New York is home to an array of diverse varieties of fungi, many of which are edible and safe to forage. Here are a few of the many types that can be found around the state!
This article does not describe the details needed to thoroughly identify these mushrooms. Deadly and otherwise toxic look-a-likes do exist and may even be common in your area. Before foraging for any mushroom please spend the time to thoroughly Identify the mushroom using multiple sources.
Chicken of the Woods (Laetiporus sulphureus)
Chicken of the Woods is a particularly easy-to-spot mushroom in the wild, as this mushroom has a vibrant orange color. Chicken of the Woods is also known as Sulphur Shelf, as it resembles a shelf-like structure. However, Chicken of the Woods was named based on its texture and flavor, which has been described to resemble chicken meat. This mushroom often reaches two to 10 inches in width and can weigh over 100 pounds. It is most commonly found on decaying or dead oak trees and is best harvested from spring to autumn.
Hen of the Woods (Grifola Frondosa)
Hen of the Woods is also known as Sheep’s Head mushroom or Ram’s Head mushroom. Hen of the Woods predominantly grows in older forests, at the base of oak trees mostly, and in northern climates near bodies of water. This mushroom is brown or grey with white edges, with flat or ruffled caps, reaching between four and 36 inches wide and two or three feet tall. They can even weigh up to 30 pounds! Autumn is the best time to forage Hen of the Woods.
Giant Puffball (Calvatia gigantea)
Puffball mushrooms are some of the most commonly thought of varieties when someone thinks of a mushroom, and the Giant Puffball is one common variety found in fields, meadows, and deciduous forests. These mushrooms can reach between four and 20 inches in size and can weigh over 40 points, developing only within a few weeks. The best time to search for the Giant Puffball mushroom is in the late summer and autumn seasons. Be cautious of its poisonous lookalike, the Earthball mushroom. The Giant Puffball mushroom is safe to eat when the inside is fully white, but take caution to avoid Young Deathcap mushrooms, which look similar on the outside, but have outlines of gills inside.
Golden Chanterelle (Cantherallus cibarius)
Another bold yellow-orange mushroom is the Golden Chanterelle. This funnel-shaped mushroom grows underneath live oak trees, sprouting from the soil alongside the trunk, from late June to early August. Golden Chanterelle mushrooms have a curved stalk and a smooth texture. The cap reaches between a half-inch and six inches, with the stalk averaging one to three inches tall.

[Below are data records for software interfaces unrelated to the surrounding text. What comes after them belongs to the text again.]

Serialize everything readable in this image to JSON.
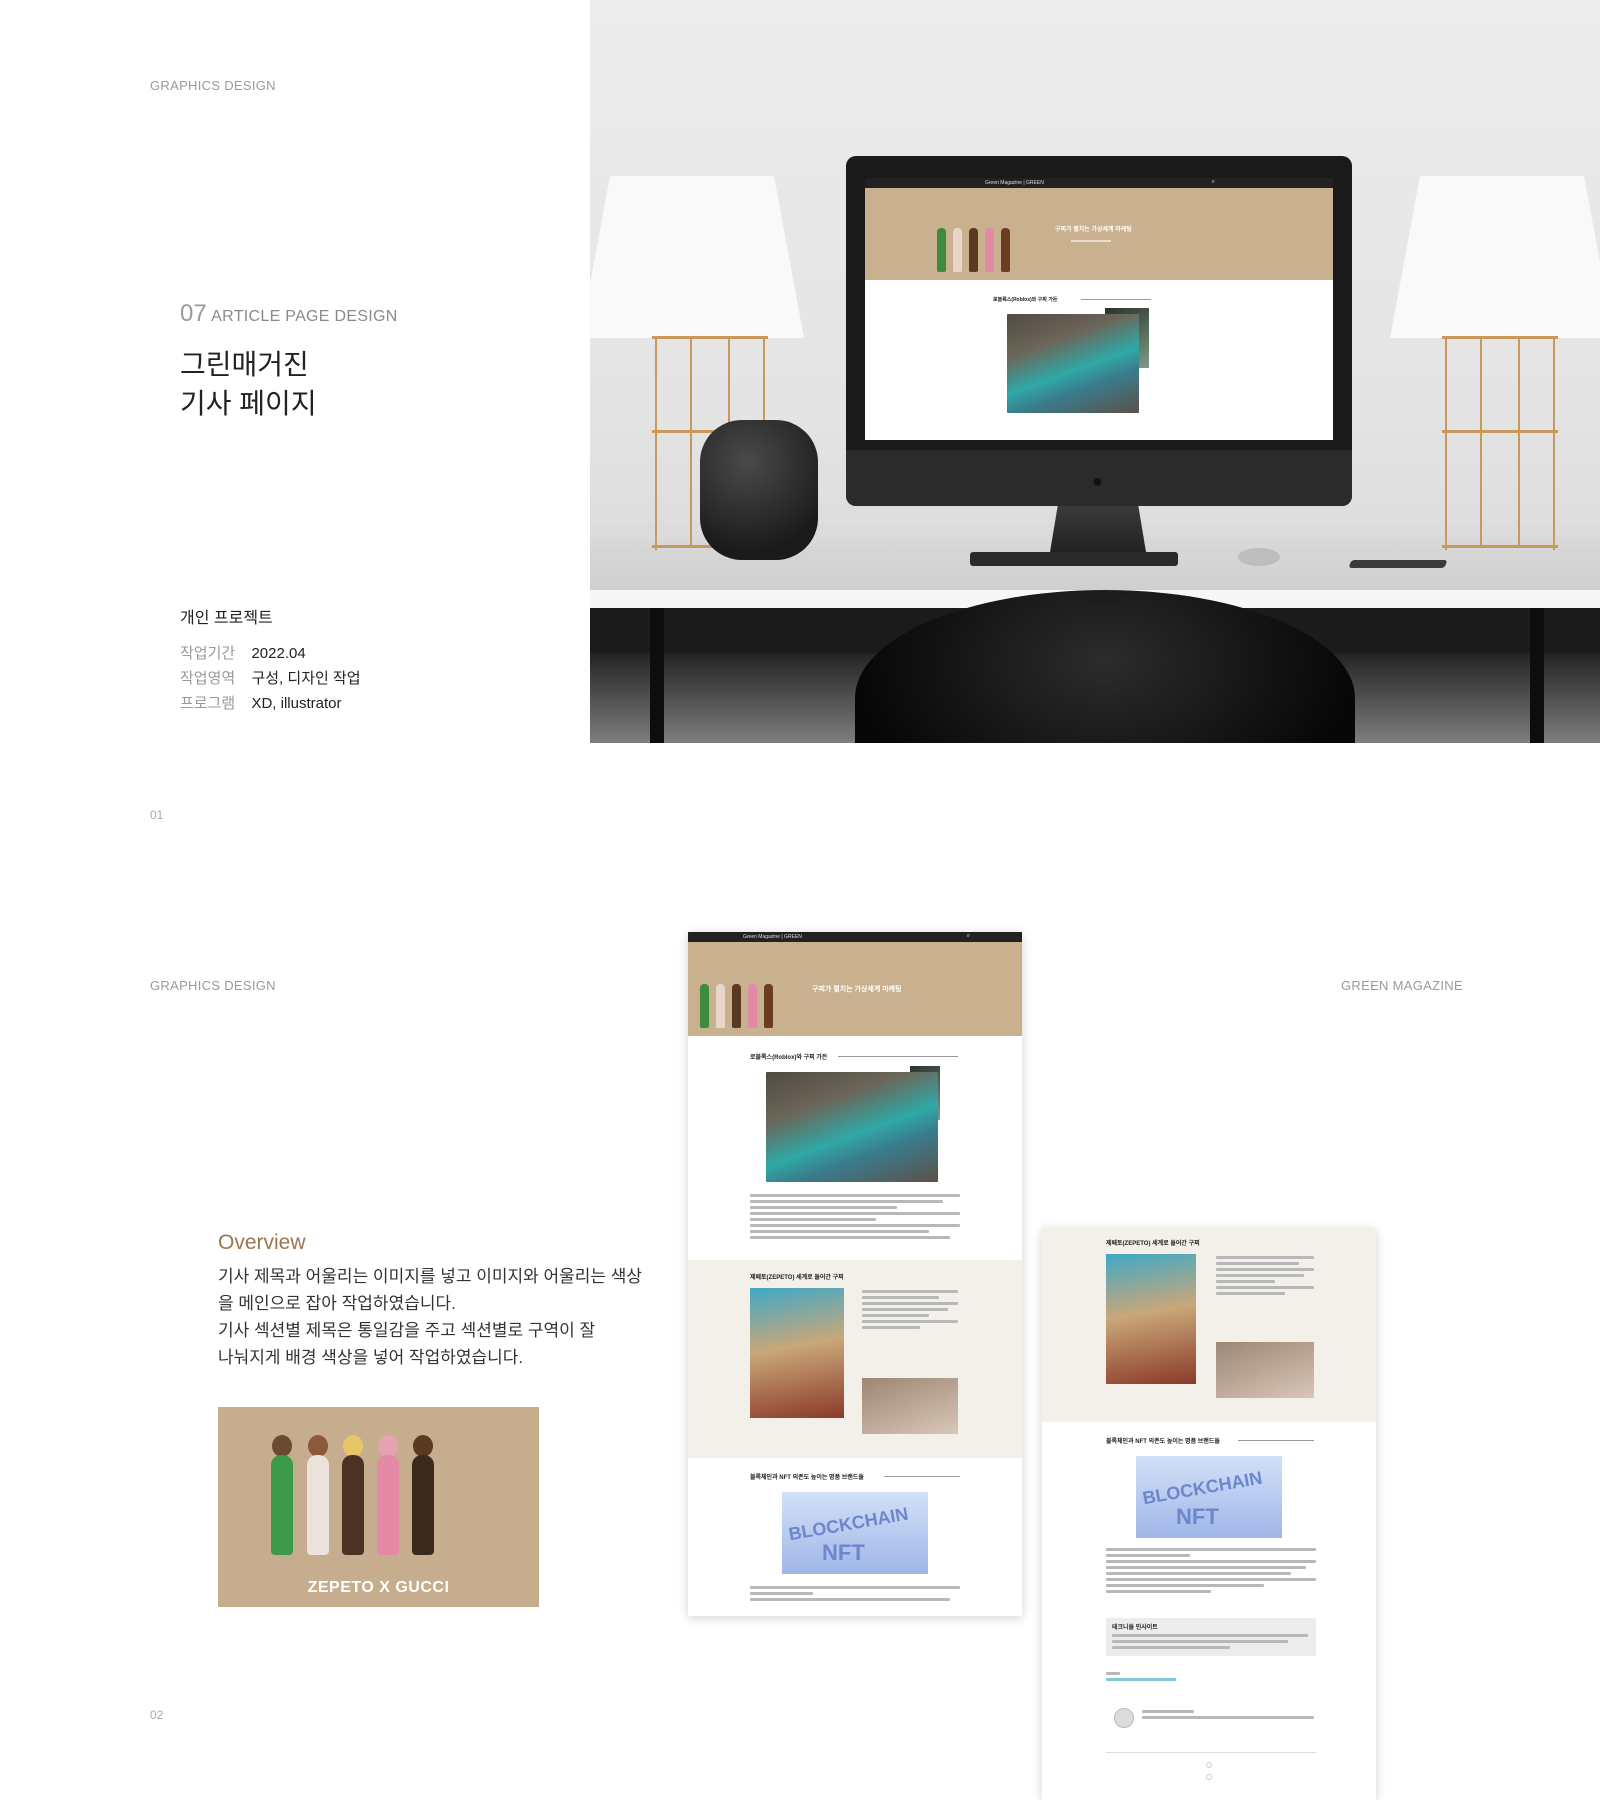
{
  "section1": {
    "category": "GRAPHICS DESIGN",
    "number": "07",
    "title_en": "ARTICLE PAGE DESIGN",
    "title_kr_line1": "그린매거진",
    "title_kr_line2": "기사 페이지",
    "project_type": "개인 프로젝트",
    "details": [
      {
        "key": "작업기간",
        "value": "2022.04"
      },
      {
        "key": "작업영역",
        "value": "구성, 디자인 작업"
      },
      {
        "key": "프로그램",
        "value": "XD, illustrator"
      }
    ],
    "page_number": "01"
  },
  "section2": {
    "category": "GRAPHICS DESIGN",
    "brand": "GREEN MAGAZINE",
    "overview_heading": "Overview",
    "overview_lines": [
      "기사 제목과 어울리는 이미지를 넣고 이미지와 어울리는 색상",
      "을 메인으로 잡아 작업하였습니다.",
      "기사 섹션별 제목은 통일감을 주고 섹션별로 구역이 잘",
      "나눠지게 배경 색상을 넣어 작업하였습니다."
    ],
    "image_caption": "ZEPETO X GUCCI",
    "page_number": "02"
  },
  "mockup": {
    "nav_brand": "Green Magazine | GREEN",
    "hero_title": "구찌가 펼치는 가상세계 마케팅",
    "section_roblox": "로블록스(Roblox)와 구찌 가든",
    "section_zepeto": "제페토(ZEPETO) 세계로 들어간 구찌",
    "section_blockchain": "블록체인과 NFT 의존도 높이는 명품 브랜드들",
    "section_insight": "테크니들 인사이트",
    "blockchain_word1": "BLOCKCHAIN",
    "blockchain_word2": "NFT"
  },
  "colors": {
    "accent_brown": "#9c7650",
    "hero_beige": "#c9b08f",
    "section_beige": "#f3efe9",
    "lamp_gold": "#c9995c"
  }
}
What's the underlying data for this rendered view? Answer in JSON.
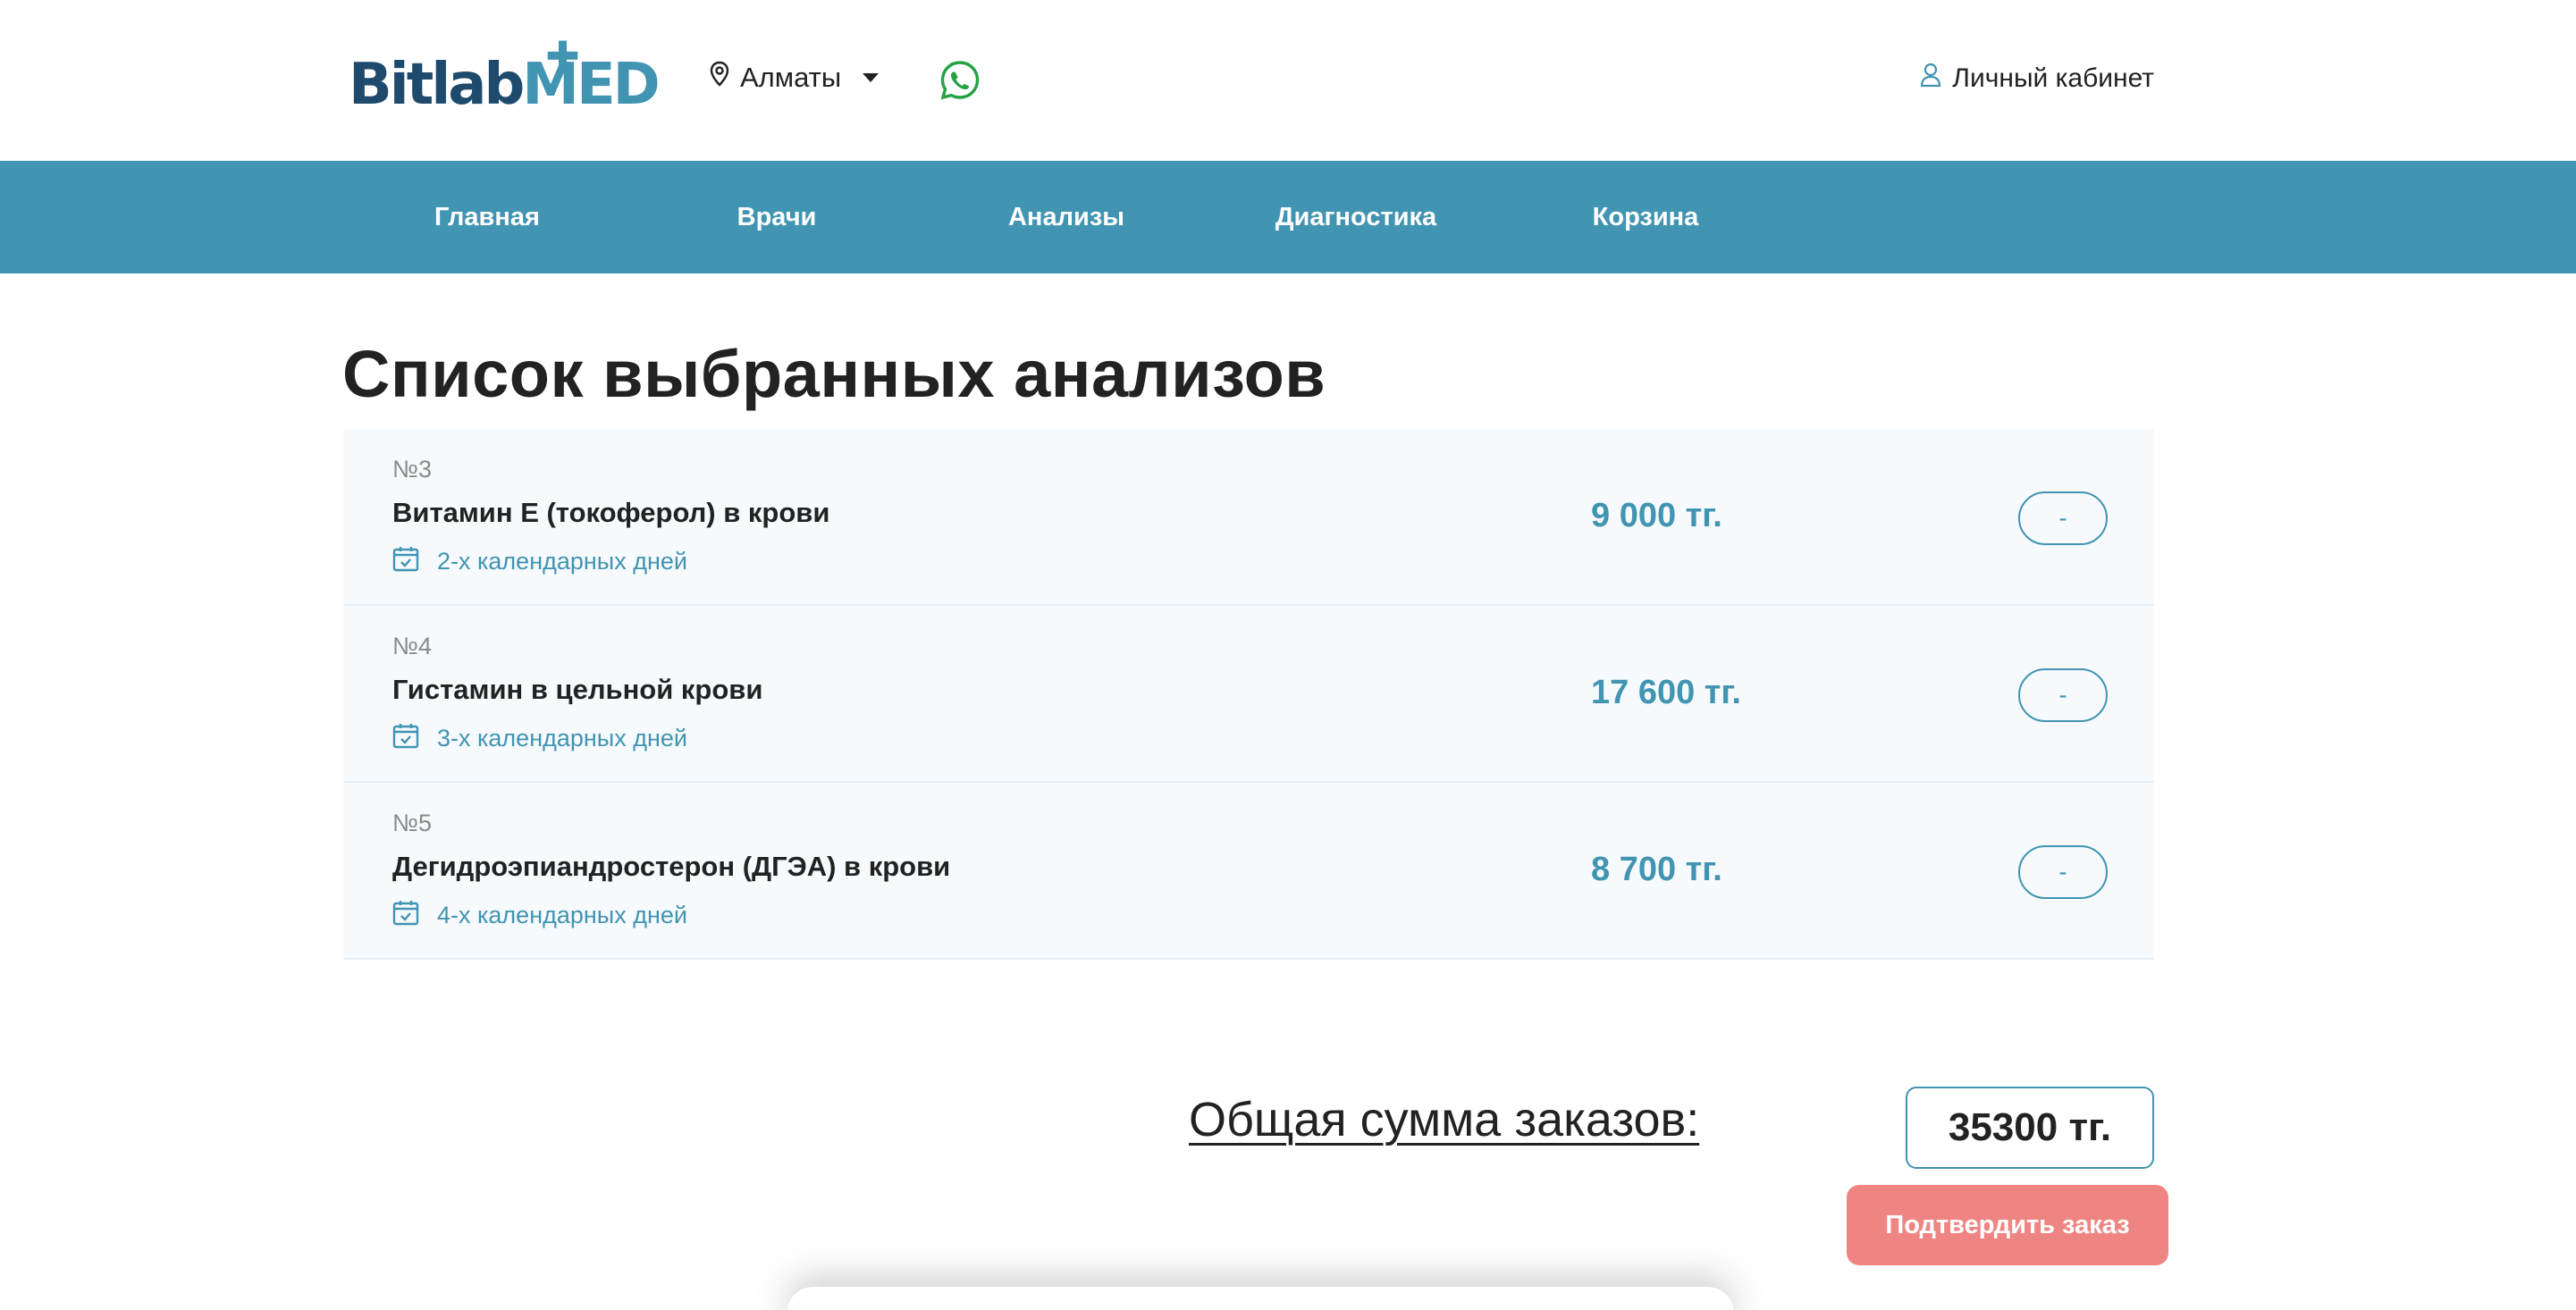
{
  "header": {
    "logo_main": "Bitlab",
    "logo_accent": "MED",
    "city": "Алматы",
    "account_label": "Личный кабинет"
  },
  "nav": {
    "items": [
      {
        "label": "Главная"
      },
      {
        "label": "Врачи"
      },
      {
        "label": "Анализы"
      },
      {
        "label": "Диагностика"
      },
      {
        "label": "Корзина"
      }
    ]
  },
  "page": {
    "title": "Список выбранных анализов"
  },
  "tests": [
    {
      "number": "№3",
      "name": "Витамин Е (токоферол) в крови",
      "days": "2-х календарных дней",
      "price": "9 000 тг.",
      "remove_label": "-"
    },
    {
      "number": "№4",
      "name": "Гистамин в цельной крови",
      "days": "3-х календарных дней",
      "price": "17 600 тг.",
      "remove_label": "-"
    },
    {
      "number": "№5",
      "name": "Дегидроэпиандростерон (ДГЭА) в крови",
      "days": "4-х календарных дней",
      "price": "8 700 тг.",
      "remove_label": "-"
    }
  ],
  "summary": {
    "total_label": "Общая сумма заказов:",
    "total_value": "35300 тг.",
    "confirm_label": "Подтвердить заказ"
  },
  "colors": {
    "brand_dark": "#1e4a6d",
    "brand_accent": "#4194b2",
    "confirm_button": "#ef8582",
    "whatsapp": "#25a244"
  },
  "icons": {
    "city": "map-pin-icon",
    "whatsapp": "whatsapp-icon",
    "account": "user-icon",
    "days": "calendar-check-icon"
  }
}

When searching for this mushroom, be aware of its poisonous lookalike, the Jack O Lantern mushroom, or the Omphalotus illudens.
Oyster Mushroom (Pleurotus ostreatus)
The Oyster mushroom is another variety of fungi named for its appearance, as the body resembles an oyster shell with decurrent gills that directly run from the stem. Oyster mushrooms range from white to light brown in color and often grow on deciduous hardwoods, including beech and aspen trees. The cap of this mushroom often reaches between two and 10 inches across in a shelf-like formation. It is also another type of saprotrophic mushroom, which grows from dying or dead trees commonly during the summer and fall seasons. Aside from appearance, oyster mushrooms often omit a mild anise odor, making it slightly easier to identify.
Bear’s Head-Tooth (Hericium americanum)
The Bear’s Head-Tooth mushroom is also known as the Western Coral Hedgehog mushroom. You may also see this fungus referred to as Monkey’s Head, Lion’s Mane, and a few other names. However, Bear’s Head-Tooth mushroom is actually in the same genus as Lion’s Mane mushroom, although it is technically a different species! Bear’s Head Tooth is composed of a mass of long spines that hang down and are an off-white color or pale yellow color. The fruit bodies often range between four and 30 inches tall and wide, often growing on conifer stumps. While this mushroom is edible, it should be cooked prior to consumption.
King Bolete (Boletus sp.)
King Bolete mushrooms are also known as Penny Bun or Porcini mushrooms. This mushroom grows in deciduous and coniferous forests, yet is not the easiest mushroom to find, given that it is beloved and quickly eaten by wildlife. They produce spores and grow during the summer and autumn seasons. The body is comprised of a brown cap, averaging 12 inches in diameter, with an off-white stalk that reaches an average of eight inches tall. The King Bolete is difficult to cultivate and is one of the most sought-after wild edible mushrooms due to its texture and flavor.
Given the many forests and diverse weather patterns in New York, many fungi grow throughout the state, many of which are safe to eat. Start your foraging journey with these mushrooms and begin learning how to properly and safely forage wild edible mushrooms. There are still many more edible mushrooms to discover!